That deal gave the newly combined group more heft in a high-stakes battle with Netflix, and consolidated power under chief executive David Zaslav. But it left WBD with a debt pile of $55bn.
Chief financial officer Gunnar Wiedenfels warned on Wednesday that his previous target — achieving a debt-to-adjusted earnings ratio of between 2.5 and 3 times next year — was now “unlikely” because of a tough advertising market and the lingering impact of the Hollywood labour strike.
“It is unlikely from today’s perspective, that we will hit our target leverage range by the end of 2024 without a meaningful recovery of the TV ad market,” said Wiedenfels.

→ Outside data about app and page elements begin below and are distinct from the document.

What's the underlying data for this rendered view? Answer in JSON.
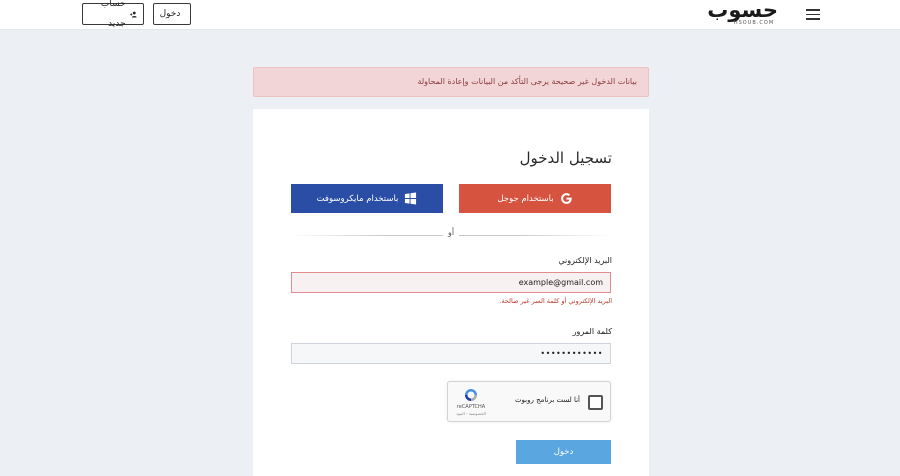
{
  "nav": {
    "register_label": "حساب جديد",
    "login_label": "دخول",
    "logo_text": "حسوب",
    "logo_sub": "HSOUB.COM"
  },
  "alert": {
    "message": "بيانات الدخول غير صحيحة يرجى التأكد من البيانات وإعادة المحاولة"
  },
  "form": {
    "title": "تسجيل الدخول",
    "google_label": "باستخدام جوجل",
    "microsoft_label": "باستخدام مايكروسوفت",
    "or_label": "أو",
    "email_label": "البريد الإلكتروني",
    "email_value": "example@gmail.com",
    "email_error": "البريد الإلكتروني أو كلمة السر غير صالحة.",
    "password_label": "كلمة المرور",
    "password_value": "••••••••••••",
    "submit_label": "دخول"
  },
  "recaptcha": {
    "label": "أنا لست برنامج روبوت",
    "brand": "reCAPTCHA",
    "terms": "الخصوصية - البنود"
  },
  "colors": {
    "google": "#d5533f",
    "microsoft": "#2a4ea6",
    "submit": "#5aa6e0",
    "alert_bg": "#f2d6d7",
    "error_text": "#c0392b"
  }
}
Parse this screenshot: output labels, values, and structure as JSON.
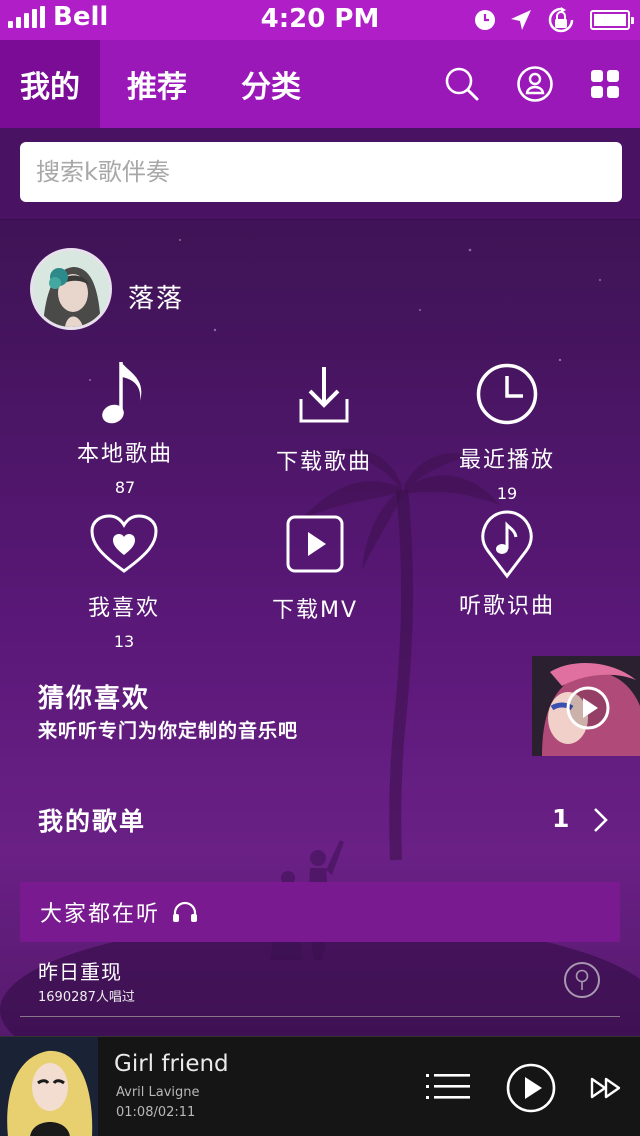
{
  "status_bar": {
    "carrier": "Bell",
    "time": "4:20 PM",
    "icons": [
      "signal-icon",
      "alarm-clock-icon",
      "location-arrow-icon",
      "rotation-lock-icon",
      "battery-icon"
    ]
  },
  "nav": {
    "tabs": [
      {
        "label": "我的",
        "active": true
      },
      {
        "label": "推荐",
        "active": false
      },
      {
        "label": "分类",
        "active": false
      }
    ],
    "icons": [
      "search-icon",
      "user-profile-icon",
      "grid-menu-icon"
    ]
  },
  "search": {
    "placeholder": "搜索k歌伴奏",
    "value": ""
  },
  "profile": {
    "username": "落落"
  },
  "grid": [
    {
      "icon": "music-note-icon",
      "label": "本地歌曲",
      "count": "87"
    },
    {
      "icon": "download-icon",
      "label": "下载歌曲",
      "count": ""
    },
    {
      "icon": "clock-icon",
      "label": "最近播放",
      "count": "19"
    },
    {
      "icon": "heart-icon",
      "label": "我喜欢",
      "count": "13"
    },
    {
      "icon": "play-square-icon",
      "label": "下载MV",
      "count": ""
    },
    {
      "icon": "music-pin-icon",
      "label": "听歌识曲",
      "count": ""
    }
  ],
  "guess": {
    "title": "猜你喜欢",
    "subtitle": "来听听专门为你定制的音乐吧"
  },
  "playlists": {
    "label": "我的歌单",
    "count": "1"
  },
  "listening": {
    "title": "大家都在听",
    "song_title": "昨日重现",
    "song_count": "1690287人唱过"
  },
  "player": {
    "title": "Girl friend",
    "artist": "Avril Lavigne",
    "time": "01:08/02:11"
  },
  "colors": {
    "status_bar": "#b01ec8",
    "nav_bar": "#9a18b8",
    "active_tab": "#7a0c95",
    "listening_bar": "#7a1a90",
    "player_bg": "#151515"
  }
}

The television ad market had been “disappointing”, while there was a “real risk at this point” that the labour strike, which has halted TV production, will continue to hurt WBD’s finances in 2024, Wiedenfels warned.
“It is becoming increasingly clear now, that, much like 2023, 2024 will have its share of complexity”, he said.
Shares in WBD were down more than 17 per cent in Wednesday morning trading on Wall Street, putting them on track for their biggest daily drop since March 2021.
Since the Federal Reserve began raising interest rates in 2022, Wall Street has become sceptical of Hollywood’s growth-orientated streaming revolution and is focused on profits.
Wiedenfels, a former McKinsey consultant from Germany, has built a reputation for his ability to squeeze expenses and generate profit. Under his watch, WBD had managed to pay off $12bn in debt since the deal closed last year, the company said on Wednesday. WBD had $43bn in net debt at the end of September.
WBD earlier this year changed its pay structure, tying Zaslav’s bonus to his success in generating cash and reducing the company’s leverage.
Wiedenfels said the “vast majority” of WBD’s remaining debt had a fixed interest rate, which should “insulate” the company from rising rates.
His warning came as the group reported that its streaming business had turned a profit in the most recent quarter, while the overall company had narrowed its net loss to $417mn from a $2.3bn loss a year ago. WBD’s quarterly revenue was up 2 per cent from a year ago to $10bn.
WBD’s global streaming subscriber base, however, dropped by 700,000 to 95.1mn in the quarter, which Zaslav blamed on a light content slate.